I traveled to Huaquillas, Ecuador to create a documentary on how the shrimp industry is impacting the environment and livelihood of the local community.
The fight for El Oro
Upon arriving to the province of El Oro, I met a man named Don Pedro Ordinola. Pedro would be my friend and guide throughout my one month stay in the Southeastern border town of Huaquillas. Pedro is a lifelong environmental activist, who has devoted his life and risked his personal safety to defending the mangrove forest ecosystem that has been under attack by Ecuador’s growing shrimp industry. The mangrove forests are important for a variety of reasons. They provide a natural barrier to the land, and they are the home to a lot of plants and animals. Specifically, clams and crabs live amongst the mangroves, which provide job opportunities for local fishermen. A retired crab fisher himself, he spent years fishing for crabs and clams in the forests and selling them to the community. But the encroachment of the shrimping pools has not only caused the mangrove forests to dry out, it has also impacted the coastal ecosystem due to the high volume of chemicals poured into the water to help the shrimp grow faster and bigger. So now the ancestral form of fishing Pedro and many Huaquillas residents participate in to support their families, is threatened. And seeing as the shrimp industry is a huge money maker for Ecuador, the government often looks the other way at environmental violations. But still, Pedro fights for the land, the animals, and his community.

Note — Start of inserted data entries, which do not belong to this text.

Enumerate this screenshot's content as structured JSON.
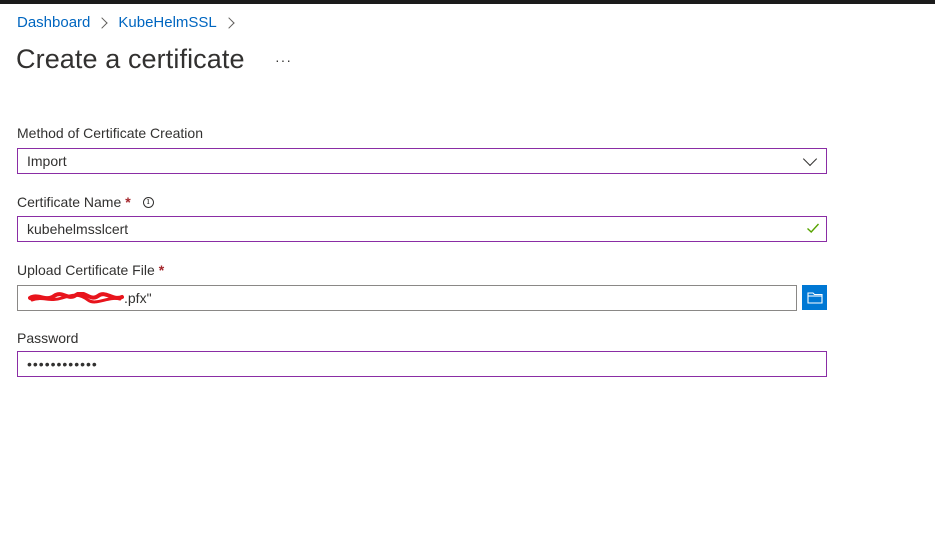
{
  "breadcrumb": {
    "items": [
      "Dashboard",
      "KubeHelmSSL"
    ]
  },
  "page": {
    "title": "Create a certificate",
    "more": "···"
  },
  "form": {
    "method": {
      "label": "Method of Certificate Creation",
      "value": "Import"
    },
    "cert_name": {
      "label": "Certificate Name",
      "required_mark": "*",
      "info": "i",
      "value": "kubehelmsslcert"
    },
    "upload": {
      "label": "Upload Certificate File",
      "required_mark": "*",
      "value_suffix": ".pfx\""
    },
    "password": {
      "label": "Password",
      "value": "••••••••••••"
    }
  },
  "colors": {
    "link": "#0066c0",
    "focus_border": "#8a2da5",
    "primary": "#0078d4",
    "required": "#a4262c",
    "success": "#57a300",
    "redaction": "#e8141c"
  }
}
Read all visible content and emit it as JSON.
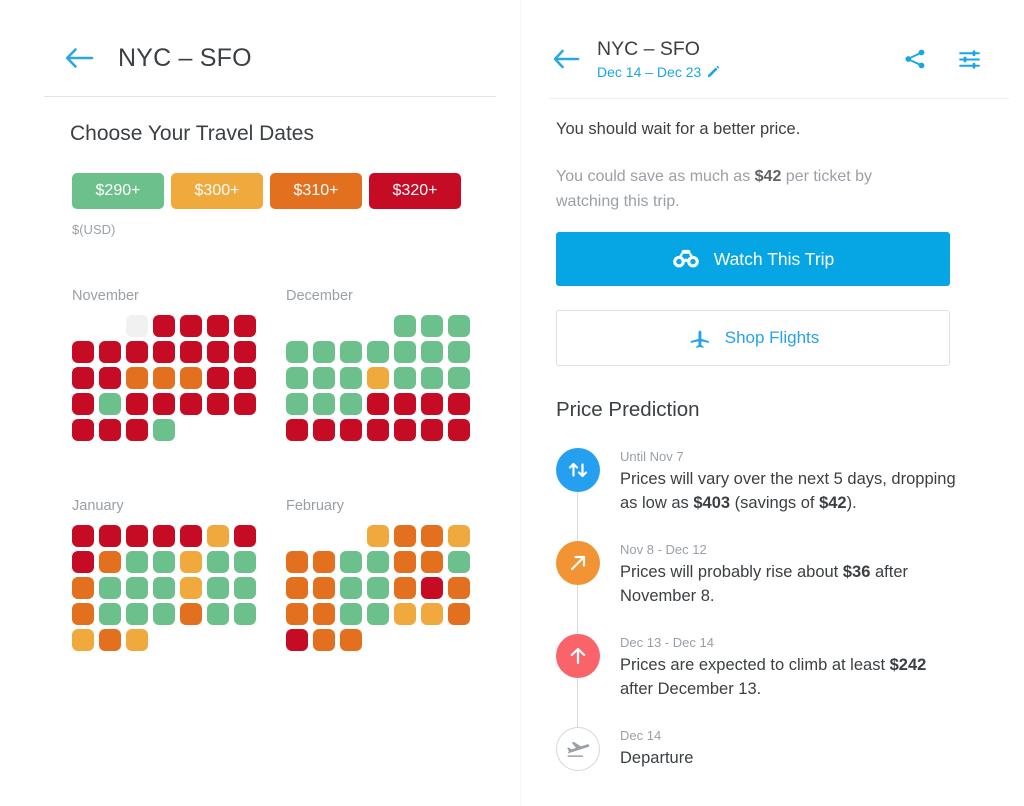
{
  "left": {
    "back_icon": "back-arrow-icon",
    "title": "NYC – SFO",
    "heading": "Choose Your Travel Dates",
    "legend": [
      {
        "label": "$290+",
        "color": "#6cc08b"
      },
      {
        "label": "$300+",
        "color": "#f0a93c"
      },
      {
        "label": "$310+",
        "color": "#e2701e"
      },
      {
        "label": "$320+",
        "color": "#c60c25"
      }
    ],
    "unit_label": "$(USD)",
    "months": [
      {
        "name": "November",
        "rows": [
          [
            "empty",
            "empty",
            "gray",
            "red",
            "red",
            "red",
            "red"
          ],
          [
            "red",
            "red",
            "red",
            "red",
            "red",
            "red",
            "red"
          ],
          [
            "red",
            "red",
            "orange",
            "orange",
            "orange",
            "red",
            "red"
          ],
          [
            "red",
            "green",
            "red",
            "red",
            "red",
            "red",
            "red"
          ],
          [
            "red",
            "red",
            "red",
            "green"
          ]
        ]
      },
      {
        "name": "December",
        "rows": [
          [
            "empty",
            "empty",
            "empty",
            "empty",
            "green",
            "green",
            "green"
          ],
          [
            "green",
            "green",
            "green",
            "green",
            "green",
            "green",
            "green"
          ],
          [
            "green",
            "green",
            "green",
            "yellow",
            "green",
            "green",
            "green"
          ],
          [
            "green",
            "green",
            "green",
            "red",
            "red",
            "red",
            "red"
          ],
          [
            "red",
            "red",
            "red",
            "red",
            "red",
            "red",
            "red"
          ]
        ]
      },
      {
        "name": "January",
        "rows": [
          [
            "red",
            "red",
            "red",
            "red",
            "red",
            "yellow",
            "red"
          ],
          [
            "red",
            "orange",
            "green",
            "green",
            "yellow",
            "green",
            "green"
          ],
          [
            "orange",
            "green",
            "green",
            "green",
            "yellow",
            "green",
            "green"
          ],
          [
            "orange",
            "green",
            "green",
            "green",
            "orange",
            "green",
            "green"
          ],
          [
            "yellow",
            "orange",
            "yellow"
          ]
        ]
      },
      {
        "name": "February",
        "rows": [
          [
            "empty",
            "empty",
            "empty",
            "yellow",
            "orange",
            "orange",
            "yellow"
          ],
          [
            "orange",
            "orange",
            "green",
            "green",
            "orange",
            "orange",
            "green"
          ],
          [
            "orange",
            "orange",
            "green",
            "green",
            "orange",
            "red",
            "orange"
          ],
          [
            "orange",
            "orange",
            "green",
            "green",
            "yellow",
            "yellow",
            "orange"
          ],
          [
            "red",
            "orange",
            "orange"
          ]
        ]
      }
    ]
  },
  "right": {
    "back_icon": "back-arrow-icon",
    "title": "NYC – SFO",
    "date_range": "Dec 14 – Dec 23",
    "edit_icon": "pencil-icon",
    "share_icon": "share-icon",
    "filter_icon": "tune-sliders-icon",
    "advice": "You should wait for a better price.",
    "savings_prefix": "You could save as much as ",
    "savings_amount": "$42",
    "savings_suffix": " per ticket by watching this trip.",
    "watch_button": {
      "label": "Watch This Trip",
      "icon": "binoculars-icon",
      "color": "#06a6e4"
    },
    "shop_button": {
      "label": "Shop Flights",
      "icon": "airplane-icon",
      "color": "#26a3e8"
    },
    "prediction_heading": "Price Prediction",
    "timeline": [
      {
        "date": "Until Nov 7",
        "icon": "arrows-up-down-icon",
        "color": "#259ff0",
        "text_parts": [
          {
            "t": "Prices will vary over the next 5 days, dropping as low as ",
            "b": false
          },
          {
            "t": "$403",
            "b": true
          },
          {
            "t": " (savings of ",
            "b": false
          },
          {
            "t": "$42",
            "b": true
          },
          {
            "t": ").",
            "b": false
          }
        ]
      },
      {
        "date": "Nov 8 - Dec 12",
        "icon": "arrow-up-right-icon",
        "color": "#f29434",
        "text_parts": [
          {
            "t": "Prices will probably rise about ",
            "b": false
          },
          {
            "t": "$36",
            "b": true
          },
          {
            "t": " after November 8.",
            "b": false
          }
        ]
      },
      {
        "date": "Dec 13 - Dec 14",
        "icon": "arrow-up-icon",
        "color": "#f9646a",
        "text_parts": [
          {
            "t": "Prices are expected to climb at least ",
            "b": false
          },
          {
            "t": "$242",
            "b": true
          },
          {
            "t": " after December 13.",
            "b": false
          }
        ]
      },
      {
        "date": "Dec 14",
        "icon": "airplane-depart-icon",
        "color": "#ffffff",
        "text_parts": [
          {
            "t": "Departure",
            "b": false
          }
        ]
      }
    ]
  }
}
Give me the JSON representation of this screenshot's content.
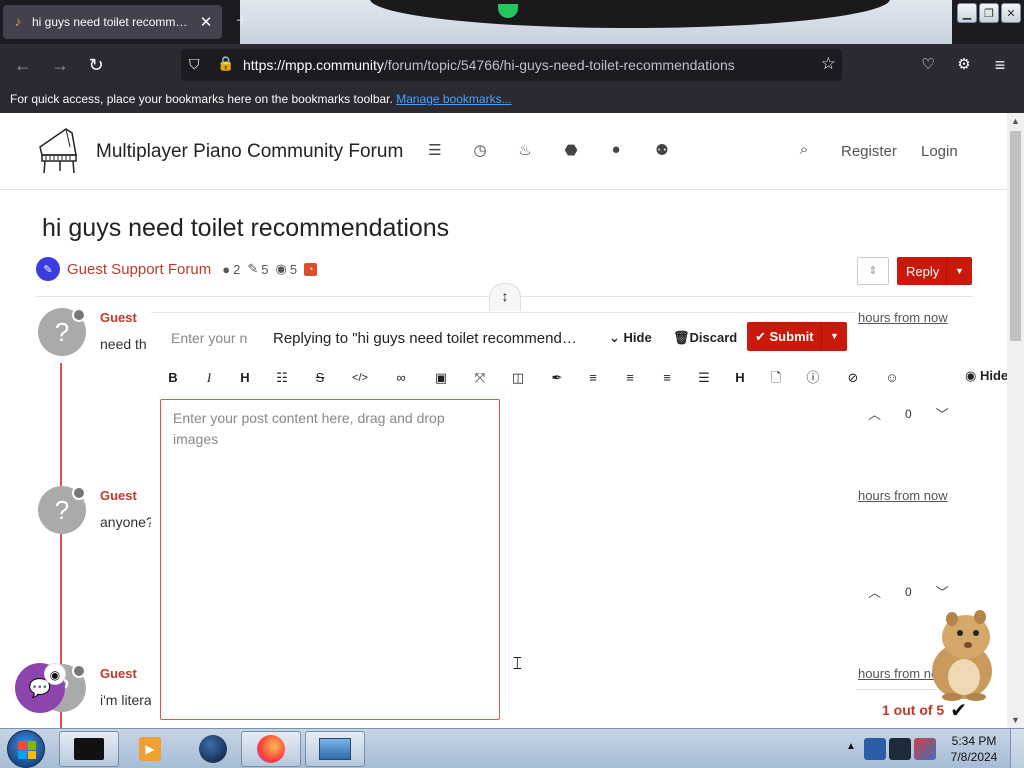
{
  "browser": {
    "tab_title": "hi guys need toilet recommend",
    "tab_icon": "music-note-icon",
    "url_host": "https://mpp.community",
    "url_path": "/forum/topic/54766/hi-guys-need-toilet-recommendations",
    "bookmarks_prompt": "For quick access, place your bookmarks here on the bookmarks toolbar.",
    "bookmarks_link": "Manage bookmarks..."
  },
  "site": {
    "title": "Multiplayer Piano Community Forum",
    "nav_icons": [
      "list-icon",
      "clock-icon",
      "fire-icon",
      "tags-icon",
      "user-icon",
      "users-icon"
    ],
    "register": "Register",
    "login": "Login"
  },
  "topic": {
    "title": "hi guys need toilet recommendations",
    "category": "Guest Support Forum",
    "posters": "2",
    "posts": "5",
    "views": "5",
    "reply_label": "Reply"
  },
  "posts": [
    {
      "author": "Guest",
      "body": "need th",
      "time": "hours from now",
      "votes": "0"
    },
    {
      "author": "Guest",
      "body": "anyone?",
      "time": "hours from now",
      "votes": "0"
    },
    {
      "author": "Guest",
      "body": "i'm litera",
      "time": "hours from now"
    }
  ],
  "progress": "1 out of 5",
  "composer": {
    "title_placeholder": "Enter your n",
    "replying_to": "Replying to \"hi guys need toilet recommendati...",
    "hide_label": "Hide",
    "discard_label": "Discard",
    "submit_label": "Submit",
    "toolbar_hide_label": "Hide",
    "editor_placeholder": "Enter your post content here, drag and drop images"
  },
  "taskbar": {
    "time": "5:34 PM",
    "date": "7/8/2024"
  },
  "colors": {
    "accent": "#c9190b",
    "link": "#c0392b",
    "chrome_bg": "#2b2a33",
    "chat_fab": "#8e44ad"
  }
}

The video here is a trailer to a documentary I made telling Pedro’s story.
More about Pedro’s work can be found at www.ccondem.org.ec